At first glance, you may think that mouthguards are only meant to protect the teeth, but it does so much more than that. You just have to think of it this way, when a patient is wearing a mouthguard he is directly providing protection to the teeth that should cushion any force to the teeth, as well as the other structures in the mouth. It provides some protection to the tissues that may be cut when they come into physical contact; it provides cushioning to the bone and the jaws that often endure the trauma that comes with constant wear and tear from occlusion. By wearing mouthguards, due protection is given to the patient, and it may be helpful not just for normal patients, but also for those wearing braces.
The Necessity of Mouthguards for Braces
Normally, mouthguards may be prescribed to patients who grind their teeth at night and also to those who engage in a lot of physical activity, such as sports. The material used for the fabrication of the appliance is quite thick, therefore offering much protection and cushioning that will absorb physical blow. When the patient is undergoing treatment with braces, the use of a mouthguard is going to be valuable:
For athletes that deal with balls that come flying in the air and have a high likelihood of landing on the face, specifically on the mouth, the use of mouthguards will be important so that instead of hitting the mouth blind and causing the teeth to fracture and the tissues to get cut because of the braces, some protection may be afforded to the patient. This is true for those playing basketball, football, soccer and rugby.
For athletes that engage in sport events that involve a lot of physical contact such as martial arts, boxing and even those already mentioned on the previous item, the wearing of a mouthguard is quite important because it protects the teeth and the other structures from a physical blow to the face.
For athletes that are not exactly engaging in a lot of physical contact but are put in danger of hurting their teeth because they are put in a moving object or animal, it is often best to afford some protection in case they fall and hit themselves in the face. An example of these those who race cars, bicycles, motorcycles and even those who ride horses and the like.
Just imagine this, without the mouthguard your metal-mouth will be completely exposed to anything. It will be open for objects flying and it will be open for any kind of attack or contact that may lead to teeth fracture, soft tissue and bone injury and so forth. Without a mouthguard, your mouth will be open for anything so that when a blow to the face comes, your soft tissues come into contact with the lips and the soft tissues, so that cuts and breaks may be incurred.
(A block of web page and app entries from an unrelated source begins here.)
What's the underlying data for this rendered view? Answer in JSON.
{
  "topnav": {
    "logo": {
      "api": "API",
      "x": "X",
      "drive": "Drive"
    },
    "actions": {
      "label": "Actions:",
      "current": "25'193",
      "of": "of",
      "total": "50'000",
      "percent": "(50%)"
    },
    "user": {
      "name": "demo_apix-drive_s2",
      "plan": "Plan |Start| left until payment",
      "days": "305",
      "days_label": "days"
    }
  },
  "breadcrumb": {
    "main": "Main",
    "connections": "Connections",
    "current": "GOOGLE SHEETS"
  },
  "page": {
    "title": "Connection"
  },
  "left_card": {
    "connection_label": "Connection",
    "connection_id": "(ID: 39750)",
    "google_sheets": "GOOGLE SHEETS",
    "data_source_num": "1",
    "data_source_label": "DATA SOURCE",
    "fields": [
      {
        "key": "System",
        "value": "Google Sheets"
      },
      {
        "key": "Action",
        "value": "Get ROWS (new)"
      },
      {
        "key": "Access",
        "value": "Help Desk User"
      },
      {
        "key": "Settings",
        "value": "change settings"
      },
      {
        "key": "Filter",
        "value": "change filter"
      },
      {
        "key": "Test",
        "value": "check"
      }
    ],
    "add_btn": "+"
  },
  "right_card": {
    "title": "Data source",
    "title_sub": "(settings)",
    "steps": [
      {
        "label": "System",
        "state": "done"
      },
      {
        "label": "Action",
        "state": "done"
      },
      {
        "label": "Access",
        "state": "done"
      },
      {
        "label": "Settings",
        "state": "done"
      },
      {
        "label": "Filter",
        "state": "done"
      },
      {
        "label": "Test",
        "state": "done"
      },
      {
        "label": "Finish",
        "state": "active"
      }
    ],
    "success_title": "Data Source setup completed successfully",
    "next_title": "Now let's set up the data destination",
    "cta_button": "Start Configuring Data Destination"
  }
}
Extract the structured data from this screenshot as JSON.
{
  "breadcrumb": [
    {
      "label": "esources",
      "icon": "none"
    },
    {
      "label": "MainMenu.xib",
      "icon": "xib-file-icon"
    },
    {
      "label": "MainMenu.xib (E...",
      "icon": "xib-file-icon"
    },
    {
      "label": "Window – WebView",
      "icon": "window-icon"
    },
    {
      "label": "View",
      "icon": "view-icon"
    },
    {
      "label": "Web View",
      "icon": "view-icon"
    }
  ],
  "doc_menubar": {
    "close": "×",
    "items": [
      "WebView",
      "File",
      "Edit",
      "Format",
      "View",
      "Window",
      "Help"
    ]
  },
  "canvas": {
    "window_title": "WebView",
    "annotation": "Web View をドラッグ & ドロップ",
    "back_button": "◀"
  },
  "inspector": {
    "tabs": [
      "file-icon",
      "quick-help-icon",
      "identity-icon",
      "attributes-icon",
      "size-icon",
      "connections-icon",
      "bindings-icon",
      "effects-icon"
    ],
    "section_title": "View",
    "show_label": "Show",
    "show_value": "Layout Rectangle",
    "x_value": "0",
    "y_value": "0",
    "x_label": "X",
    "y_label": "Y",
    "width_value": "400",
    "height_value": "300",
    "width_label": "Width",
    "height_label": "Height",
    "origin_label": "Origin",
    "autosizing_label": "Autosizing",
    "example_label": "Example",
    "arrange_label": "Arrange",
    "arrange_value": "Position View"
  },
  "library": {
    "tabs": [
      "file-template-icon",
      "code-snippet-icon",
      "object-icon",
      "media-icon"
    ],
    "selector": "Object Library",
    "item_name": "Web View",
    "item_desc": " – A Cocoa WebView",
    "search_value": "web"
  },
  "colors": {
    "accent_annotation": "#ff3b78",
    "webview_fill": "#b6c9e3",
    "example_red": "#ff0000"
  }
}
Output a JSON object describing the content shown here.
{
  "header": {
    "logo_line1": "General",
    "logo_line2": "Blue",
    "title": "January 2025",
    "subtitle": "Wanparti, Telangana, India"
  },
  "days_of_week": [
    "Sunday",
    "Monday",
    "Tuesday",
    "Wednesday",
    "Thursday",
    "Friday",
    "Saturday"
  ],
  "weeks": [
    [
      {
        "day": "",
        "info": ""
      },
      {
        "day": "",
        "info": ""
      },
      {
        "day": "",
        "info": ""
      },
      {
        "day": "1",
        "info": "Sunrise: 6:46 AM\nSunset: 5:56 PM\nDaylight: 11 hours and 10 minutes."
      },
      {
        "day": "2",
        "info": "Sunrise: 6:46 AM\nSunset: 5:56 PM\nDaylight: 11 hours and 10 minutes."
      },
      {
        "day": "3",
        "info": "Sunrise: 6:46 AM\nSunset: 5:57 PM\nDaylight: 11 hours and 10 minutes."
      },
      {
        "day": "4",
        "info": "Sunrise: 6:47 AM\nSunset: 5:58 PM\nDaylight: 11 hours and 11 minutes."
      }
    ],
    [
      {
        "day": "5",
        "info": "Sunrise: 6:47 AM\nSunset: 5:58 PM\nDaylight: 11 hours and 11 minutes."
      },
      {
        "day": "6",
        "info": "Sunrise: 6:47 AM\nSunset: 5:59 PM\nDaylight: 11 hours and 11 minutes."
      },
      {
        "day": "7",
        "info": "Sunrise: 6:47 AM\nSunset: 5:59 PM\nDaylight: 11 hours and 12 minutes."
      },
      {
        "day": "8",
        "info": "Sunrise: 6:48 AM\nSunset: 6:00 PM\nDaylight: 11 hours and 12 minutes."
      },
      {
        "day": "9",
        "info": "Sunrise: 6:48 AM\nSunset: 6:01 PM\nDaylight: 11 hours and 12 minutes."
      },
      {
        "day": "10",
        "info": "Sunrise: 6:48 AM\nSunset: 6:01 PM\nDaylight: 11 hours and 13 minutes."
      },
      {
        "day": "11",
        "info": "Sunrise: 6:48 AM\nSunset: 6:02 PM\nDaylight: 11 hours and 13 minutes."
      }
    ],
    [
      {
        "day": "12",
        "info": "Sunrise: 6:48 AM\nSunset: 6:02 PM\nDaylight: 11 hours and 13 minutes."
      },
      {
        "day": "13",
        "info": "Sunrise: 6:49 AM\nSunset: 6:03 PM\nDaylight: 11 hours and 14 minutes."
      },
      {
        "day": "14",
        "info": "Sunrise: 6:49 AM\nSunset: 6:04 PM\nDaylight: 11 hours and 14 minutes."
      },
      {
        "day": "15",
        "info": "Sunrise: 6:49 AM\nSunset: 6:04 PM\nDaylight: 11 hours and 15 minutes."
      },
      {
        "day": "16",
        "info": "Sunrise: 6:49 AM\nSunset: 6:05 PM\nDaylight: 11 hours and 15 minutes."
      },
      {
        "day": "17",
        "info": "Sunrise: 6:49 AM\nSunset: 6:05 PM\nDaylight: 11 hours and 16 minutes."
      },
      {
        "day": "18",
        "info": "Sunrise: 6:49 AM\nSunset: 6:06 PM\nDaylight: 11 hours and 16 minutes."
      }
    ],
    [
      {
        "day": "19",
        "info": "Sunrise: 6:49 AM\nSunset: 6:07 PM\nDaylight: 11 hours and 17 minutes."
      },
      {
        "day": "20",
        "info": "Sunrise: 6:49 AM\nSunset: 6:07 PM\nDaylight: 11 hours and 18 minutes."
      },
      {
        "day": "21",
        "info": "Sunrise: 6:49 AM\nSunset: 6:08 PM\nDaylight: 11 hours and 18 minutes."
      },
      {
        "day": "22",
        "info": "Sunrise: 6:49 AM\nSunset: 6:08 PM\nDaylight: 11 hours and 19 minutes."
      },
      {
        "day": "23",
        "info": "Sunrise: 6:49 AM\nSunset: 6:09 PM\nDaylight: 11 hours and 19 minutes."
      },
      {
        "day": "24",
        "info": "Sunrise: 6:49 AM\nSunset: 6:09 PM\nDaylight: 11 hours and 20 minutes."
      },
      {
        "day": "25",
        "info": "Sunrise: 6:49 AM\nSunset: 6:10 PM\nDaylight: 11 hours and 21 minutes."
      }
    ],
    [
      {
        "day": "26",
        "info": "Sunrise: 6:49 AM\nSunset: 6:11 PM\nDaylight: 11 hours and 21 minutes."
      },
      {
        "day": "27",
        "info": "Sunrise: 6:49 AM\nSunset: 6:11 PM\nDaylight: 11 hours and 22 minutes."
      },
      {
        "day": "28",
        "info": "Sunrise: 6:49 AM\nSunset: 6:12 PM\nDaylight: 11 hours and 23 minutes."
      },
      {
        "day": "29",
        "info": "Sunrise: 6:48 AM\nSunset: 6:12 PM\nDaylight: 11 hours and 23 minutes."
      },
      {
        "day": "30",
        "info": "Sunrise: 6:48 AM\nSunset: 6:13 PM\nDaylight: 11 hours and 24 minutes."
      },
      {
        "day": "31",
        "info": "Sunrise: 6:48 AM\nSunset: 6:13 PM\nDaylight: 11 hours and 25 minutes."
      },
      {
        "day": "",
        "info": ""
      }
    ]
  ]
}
Apart from that, the blow may bring fractures to the bone and even to the teeth.
When the patient is wearing a mouthguard for braces, you are not really guaranteed anything, but the extra protection that you are provided with helps to cushion the blow that should preserve the different structures of the mouth.